At UnitedHealthcare Community & State, we believe in finding innovative ways to help transform the Medicaid ecosystem for partners, providers and members. Together with our community partners, we are learning how we can help people live healthier lives and make the health system work better for everyone. As the new year approaches, we reflect on the community action we have taken, the investments made, and what new insight has come to light based on these efforts.
UnitedHealthcare Community & State reinforced its commitment to improving health equity and work to reduce health disparities.
- Through our UnitedHealthcare Catalyst™ initiative, we paired local perspectives and insights with data to define opportunity for community-led interventions to address health disparities. With this program, we have helped communities distribute food, improve maternal health outcomes, build better transportation access and address behavioral health needs.
- From Pareto Health Clinic in Jacksonville, Florida to UnitedHealthcare Community Plan of Arizona, we collaborated with providers and community-based organizations to reduce barriers to care, enhance the care experience for our members and achieve improved health outcomes.
- By bringing together leaders from our National Advisory Board and our Federally Qualified Health Center (FQHC) Board, we highlighted ways to Improve Primary Care for People with Disabilities. These conversations sparked action to support training programs, facilities and local collaborations that improved access to care for individuals with physical, intellectual and developmental disabilities, or complex health needs.
Social Drivers of Health
We have also seen that it is possible to create sustainable, enduring changes that improve community health by addressing social drivers of health (SDOH) including housing, physical environment and social support networks.
- Our multi-pronged community investment strategy, which has supported medically and economically under-resourced locations, positively served communities that have deeper needs. For example, we funded community grants that support existing nonprofit community-based organizations. These address a wide range of issues such as expanding affordable housing and investing in the infrastructure of vulnerable communities. We are seeing that together with our partners, we can make a difference.
- We have also begun to understand the connection between social isolation, loneliness and SDOH. Using a new screening tool, developed by the Centers for Medicare & Medicaid Services (CMS), we can identify social isolation as a predictive indicator of other social determinants, including housing instability, food insecurity, transportation challenges, and interpersonal safety.
Long-Term Services and Supports
Long-Term Services and Supports (LTSS) are person-centered solutions that meet an individual’s goals for independence and well-being. With an aging population and workforce pressures, there is growing awareness of the importance of a diverse, sustainable and dynamic LTSS infrastructure.
- Managed care can help consumers and states achieve their goals for supporting independence and improved outcomes. We highlighted the Advantages of Offering LTSS Through Managed Care as part of a series to improve awareness of LTSS policy and the benefits of integrated managed care offerings.
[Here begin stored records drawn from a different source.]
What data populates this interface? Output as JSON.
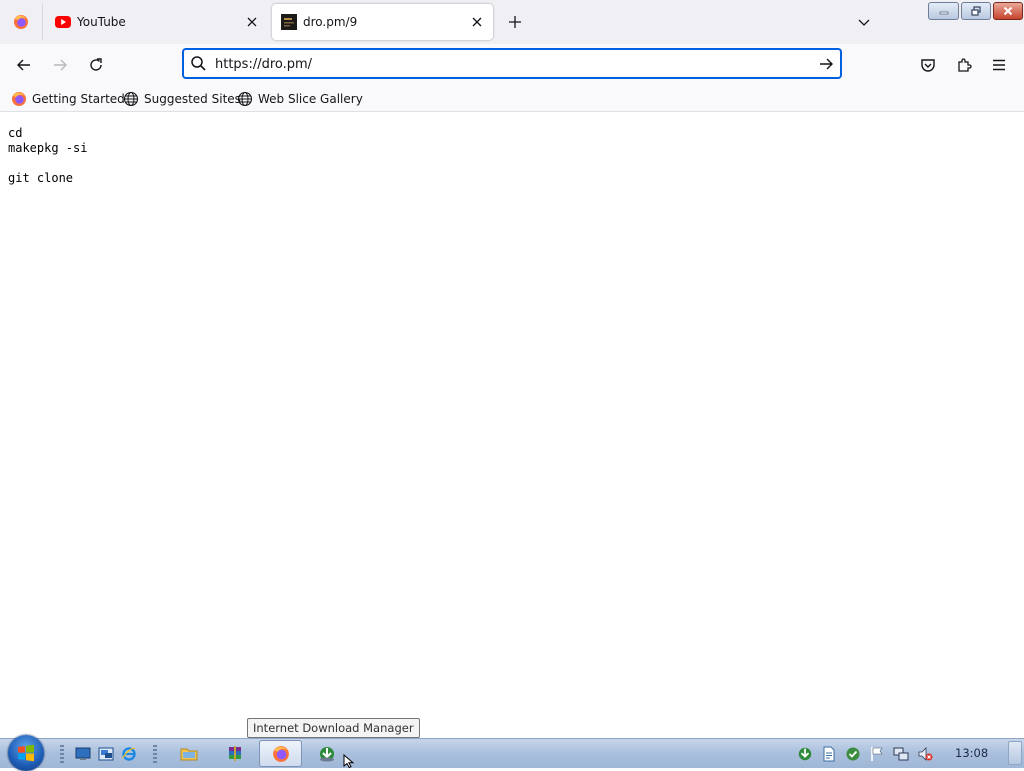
{
  "browser": {
    "tabs": [
      {
        "title": "YouTube",
        "favicon": "youtube-icon",
        "active": false
      },
      {
        "title": "dro.pm/9",
        "favicon": "site-icon",
        "active": true
      }
    ],
    "url": "https://dro.pm/",
    "bookmarks": [
      {
        "label": "Getting Started",
        "icon": "firefox-icon"
      },
      {
        "label": "Suggested Sites",
        "icon": "globe-icon"
      },
      {
        "label": "Web Slice Gallery",
        "icon": "globe-icon"
      }
    ]
  },
  "page": {
    "lines": [
      "cd",
      "makepkg -si",
      "",
      "git clone"
    ]
  },
  "tooltip": {
    "text": "Internet Download Manager"
  },
  "taskbar": {
    "clock": "13:08"
  },
  "colors": {
    "accent": "#0061e0",
    "tab_bg": "#f0f0f4",
    "toolbar_bg": "#f9f9fb",
    "youtube_red": "#ff0000",
    "taskbar": "#a9bfdc"
  }
}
- Specifically, we addressed Improving LTSS Care Transitions Through Managed Care. Transitions are more common for individuals with disabilities and can make them more vulnerable to illness and declining health. A care manager can help members navigate the health system and communicate between primary care, specialists, and home care providers. The care manager can also recommend caregivers and support agencies to provide care to the member.
- We have also been partnering with our National Advisory Board (NAB) and Applied Self-Direction to delve into self-direction within LTSS programs. This multi-year project with the NAB focusing on self-direction in Medicaid has:
- Established better grounding in self-direction
- Explored differences in self-direction utilization across markets
- Gone deeper into understanding the consumer experience
Federally Qualified Health Centers
FQHCs serve one in five members of Medicaid. In 2022, our National FQHC Advisory Board has been studying how FQHCs and managed care can collaborate to better advance health equity (as noted above). This year we participated in several powerful examples.
- We saw how Holistic Care and Medication-Assisted Therapy (MAT) Improves Birth Outcomes when we collaborated with an FQHC in Tennessee that is working to improve outcomes for pregnant individuals with Opioid Use Disorder (OUD).
- We’ve supported FQHCs That Take Care of Students During Important Life Transitions. They were able to find innovative ways to help young adults with disabilities access primary care, behavioral health plus pharmacy, vision and dental.
- FQHCs are Helping Close the Health Care Gap in Rural North Carolina. Through the MOTHeRS Project we have been able to work with FQHCs to improve health outcomes for mothers and babies by eliminating barriers to care.
Tackling health inequities, addressing SDOH, sustaining LTSS, and collaborating with FQHCs have not only improved outcomes in 2022 but serves as a strong foundation for continued innovation and system improvements in 2023. We are grateful to our state partners, community leaders, advocates and above all — the members we serve — whose insight and collaboration make our work possible.